**THE PROBLEM:** Nothing belongs in the answer except the lines of the material that include "title".

**DATA FOR REVIEW:**
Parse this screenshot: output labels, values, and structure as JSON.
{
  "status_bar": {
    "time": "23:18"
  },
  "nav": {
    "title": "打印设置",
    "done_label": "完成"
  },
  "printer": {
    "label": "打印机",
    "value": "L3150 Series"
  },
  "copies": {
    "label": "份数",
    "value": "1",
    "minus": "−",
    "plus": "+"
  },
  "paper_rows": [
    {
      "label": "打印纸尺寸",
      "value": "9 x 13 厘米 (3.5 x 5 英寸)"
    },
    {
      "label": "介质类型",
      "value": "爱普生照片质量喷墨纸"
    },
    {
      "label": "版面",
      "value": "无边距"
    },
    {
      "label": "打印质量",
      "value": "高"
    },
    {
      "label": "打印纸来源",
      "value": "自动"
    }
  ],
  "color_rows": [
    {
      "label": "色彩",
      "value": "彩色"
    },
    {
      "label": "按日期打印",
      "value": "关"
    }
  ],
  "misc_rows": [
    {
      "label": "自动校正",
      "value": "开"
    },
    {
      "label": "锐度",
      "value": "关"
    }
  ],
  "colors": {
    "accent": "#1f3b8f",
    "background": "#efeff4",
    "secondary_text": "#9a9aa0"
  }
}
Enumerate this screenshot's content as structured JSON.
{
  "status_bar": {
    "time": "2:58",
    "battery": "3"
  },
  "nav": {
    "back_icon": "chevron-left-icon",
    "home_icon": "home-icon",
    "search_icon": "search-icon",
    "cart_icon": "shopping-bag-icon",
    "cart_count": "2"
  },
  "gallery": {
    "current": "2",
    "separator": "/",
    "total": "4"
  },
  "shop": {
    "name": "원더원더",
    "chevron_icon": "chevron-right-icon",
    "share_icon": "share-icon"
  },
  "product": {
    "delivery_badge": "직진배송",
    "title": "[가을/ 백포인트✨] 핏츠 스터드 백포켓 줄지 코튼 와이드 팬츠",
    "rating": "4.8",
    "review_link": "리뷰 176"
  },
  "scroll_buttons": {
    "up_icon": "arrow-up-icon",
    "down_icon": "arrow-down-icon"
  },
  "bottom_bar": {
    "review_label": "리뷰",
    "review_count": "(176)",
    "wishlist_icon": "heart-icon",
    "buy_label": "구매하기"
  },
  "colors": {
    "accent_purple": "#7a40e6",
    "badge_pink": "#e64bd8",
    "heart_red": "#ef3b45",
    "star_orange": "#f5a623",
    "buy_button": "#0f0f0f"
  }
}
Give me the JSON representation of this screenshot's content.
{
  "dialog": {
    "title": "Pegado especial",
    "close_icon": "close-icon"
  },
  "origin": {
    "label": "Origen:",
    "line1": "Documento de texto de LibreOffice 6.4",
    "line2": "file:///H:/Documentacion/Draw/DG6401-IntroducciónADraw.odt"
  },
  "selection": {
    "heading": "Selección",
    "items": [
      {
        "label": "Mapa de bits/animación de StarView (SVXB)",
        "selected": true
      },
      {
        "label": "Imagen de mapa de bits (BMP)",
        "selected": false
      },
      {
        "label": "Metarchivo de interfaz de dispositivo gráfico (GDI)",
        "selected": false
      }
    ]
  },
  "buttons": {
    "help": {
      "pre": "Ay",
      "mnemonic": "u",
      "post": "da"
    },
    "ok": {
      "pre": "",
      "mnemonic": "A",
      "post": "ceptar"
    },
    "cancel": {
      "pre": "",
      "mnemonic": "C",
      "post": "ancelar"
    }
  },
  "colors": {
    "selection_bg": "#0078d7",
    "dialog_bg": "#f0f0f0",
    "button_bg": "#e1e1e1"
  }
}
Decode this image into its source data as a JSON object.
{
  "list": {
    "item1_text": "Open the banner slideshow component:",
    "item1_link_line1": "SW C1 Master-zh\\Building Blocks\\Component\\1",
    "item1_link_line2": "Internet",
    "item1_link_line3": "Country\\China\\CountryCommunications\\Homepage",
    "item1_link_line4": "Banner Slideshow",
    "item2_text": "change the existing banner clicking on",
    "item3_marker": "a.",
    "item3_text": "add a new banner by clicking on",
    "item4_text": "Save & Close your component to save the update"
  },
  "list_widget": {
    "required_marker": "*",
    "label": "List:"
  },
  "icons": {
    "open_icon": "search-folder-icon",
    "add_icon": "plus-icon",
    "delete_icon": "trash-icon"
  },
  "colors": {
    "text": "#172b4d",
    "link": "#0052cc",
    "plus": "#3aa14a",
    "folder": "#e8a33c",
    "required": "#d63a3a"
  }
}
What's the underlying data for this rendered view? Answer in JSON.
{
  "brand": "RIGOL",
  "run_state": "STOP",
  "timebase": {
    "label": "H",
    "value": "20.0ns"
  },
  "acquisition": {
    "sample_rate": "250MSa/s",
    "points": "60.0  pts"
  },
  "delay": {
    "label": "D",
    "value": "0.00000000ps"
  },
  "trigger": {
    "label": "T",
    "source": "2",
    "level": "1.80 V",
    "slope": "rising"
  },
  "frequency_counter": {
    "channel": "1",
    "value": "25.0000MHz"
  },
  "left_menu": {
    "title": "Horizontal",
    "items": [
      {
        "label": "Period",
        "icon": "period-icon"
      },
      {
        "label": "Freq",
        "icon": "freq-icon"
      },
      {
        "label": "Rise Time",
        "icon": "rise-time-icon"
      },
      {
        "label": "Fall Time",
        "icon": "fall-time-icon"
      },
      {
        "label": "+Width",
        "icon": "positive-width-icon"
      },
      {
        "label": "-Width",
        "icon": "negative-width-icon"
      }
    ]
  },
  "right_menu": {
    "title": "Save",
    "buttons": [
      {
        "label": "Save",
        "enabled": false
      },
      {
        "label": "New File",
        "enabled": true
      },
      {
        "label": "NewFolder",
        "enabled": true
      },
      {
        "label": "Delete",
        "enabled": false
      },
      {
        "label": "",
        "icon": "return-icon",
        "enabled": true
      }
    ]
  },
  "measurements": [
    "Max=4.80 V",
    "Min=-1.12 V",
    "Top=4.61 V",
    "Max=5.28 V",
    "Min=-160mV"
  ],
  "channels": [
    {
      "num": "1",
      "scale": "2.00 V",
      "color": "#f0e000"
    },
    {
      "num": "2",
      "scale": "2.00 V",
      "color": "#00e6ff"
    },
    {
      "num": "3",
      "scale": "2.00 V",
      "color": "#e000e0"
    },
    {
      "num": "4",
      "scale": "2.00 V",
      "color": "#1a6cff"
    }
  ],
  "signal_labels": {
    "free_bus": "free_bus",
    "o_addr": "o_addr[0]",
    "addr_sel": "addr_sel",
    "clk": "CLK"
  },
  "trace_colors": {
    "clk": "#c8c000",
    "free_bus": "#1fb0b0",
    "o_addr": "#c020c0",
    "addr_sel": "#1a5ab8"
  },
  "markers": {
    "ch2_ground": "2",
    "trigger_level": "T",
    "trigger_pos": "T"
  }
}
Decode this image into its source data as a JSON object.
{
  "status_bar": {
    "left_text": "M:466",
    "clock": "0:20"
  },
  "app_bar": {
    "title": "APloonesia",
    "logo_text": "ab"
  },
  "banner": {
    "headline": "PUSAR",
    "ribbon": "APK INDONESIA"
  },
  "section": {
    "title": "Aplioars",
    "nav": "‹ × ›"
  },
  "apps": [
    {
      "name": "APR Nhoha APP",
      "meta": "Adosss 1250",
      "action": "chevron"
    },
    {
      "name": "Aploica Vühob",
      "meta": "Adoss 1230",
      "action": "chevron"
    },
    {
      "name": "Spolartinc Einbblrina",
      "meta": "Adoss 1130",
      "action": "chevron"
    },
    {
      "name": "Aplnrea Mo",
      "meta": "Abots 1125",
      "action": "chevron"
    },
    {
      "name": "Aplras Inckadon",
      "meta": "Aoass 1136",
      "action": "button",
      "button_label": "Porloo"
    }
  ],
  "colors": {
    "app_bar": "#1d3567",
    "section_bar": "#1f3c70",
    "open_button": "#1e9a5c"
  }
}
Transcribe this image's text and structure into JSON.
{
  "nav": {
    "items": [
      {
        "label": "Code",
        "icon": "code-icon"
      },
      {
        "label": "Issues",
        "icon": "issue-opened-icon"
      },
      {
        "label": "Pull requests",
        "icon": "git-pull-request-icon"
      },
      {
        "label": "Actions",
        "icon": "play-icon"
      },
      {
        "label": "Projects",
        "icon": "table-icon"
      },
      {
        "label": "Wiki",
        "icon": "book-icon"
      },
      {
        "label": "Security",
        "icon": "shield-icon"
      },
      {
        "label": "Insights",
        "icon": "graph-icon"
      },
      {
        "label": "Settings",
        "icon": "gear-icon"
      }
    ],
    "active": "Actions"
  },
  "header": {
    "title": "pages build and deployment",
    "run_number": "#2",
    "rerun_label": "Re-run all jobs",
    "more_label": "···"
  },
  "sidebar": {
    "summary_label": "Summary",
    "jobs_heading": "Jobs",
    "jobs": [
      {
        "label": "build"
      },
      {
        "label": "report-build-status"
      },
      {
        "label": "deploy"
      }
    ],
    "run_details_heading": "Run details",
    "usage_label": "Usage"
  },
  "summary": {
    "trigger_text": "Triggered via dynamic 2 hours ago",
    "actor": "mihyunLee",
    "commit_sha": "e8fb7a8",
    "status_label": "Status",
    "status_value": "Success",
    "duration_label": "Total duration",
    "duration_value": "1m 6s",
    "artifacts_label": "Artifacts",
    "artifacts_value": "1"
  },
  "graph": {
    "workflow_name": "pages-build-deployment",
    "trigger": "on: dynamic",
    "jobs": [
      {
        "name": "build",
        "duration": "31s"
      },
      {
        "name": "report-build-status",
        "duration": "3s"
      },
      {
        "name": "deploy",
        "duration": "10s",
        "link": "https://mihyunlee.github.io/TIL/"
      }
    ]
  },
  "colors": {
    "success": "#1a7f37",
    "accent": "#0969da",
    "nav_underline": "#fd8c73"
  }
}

**ANSWER SECTION:**
    "title": "打印设置",
    "title": "[가을/ 백포인트✨] 핏츠 스터드 백포켓 줄지 코튼 와이드 팬츠",
    "title": "Pegado especial",
    "title": "Horizontal",
    "title": "Save",
    "title": "APloonesia",
    "title": "Aplioars",
    "title": "pages build and deployment",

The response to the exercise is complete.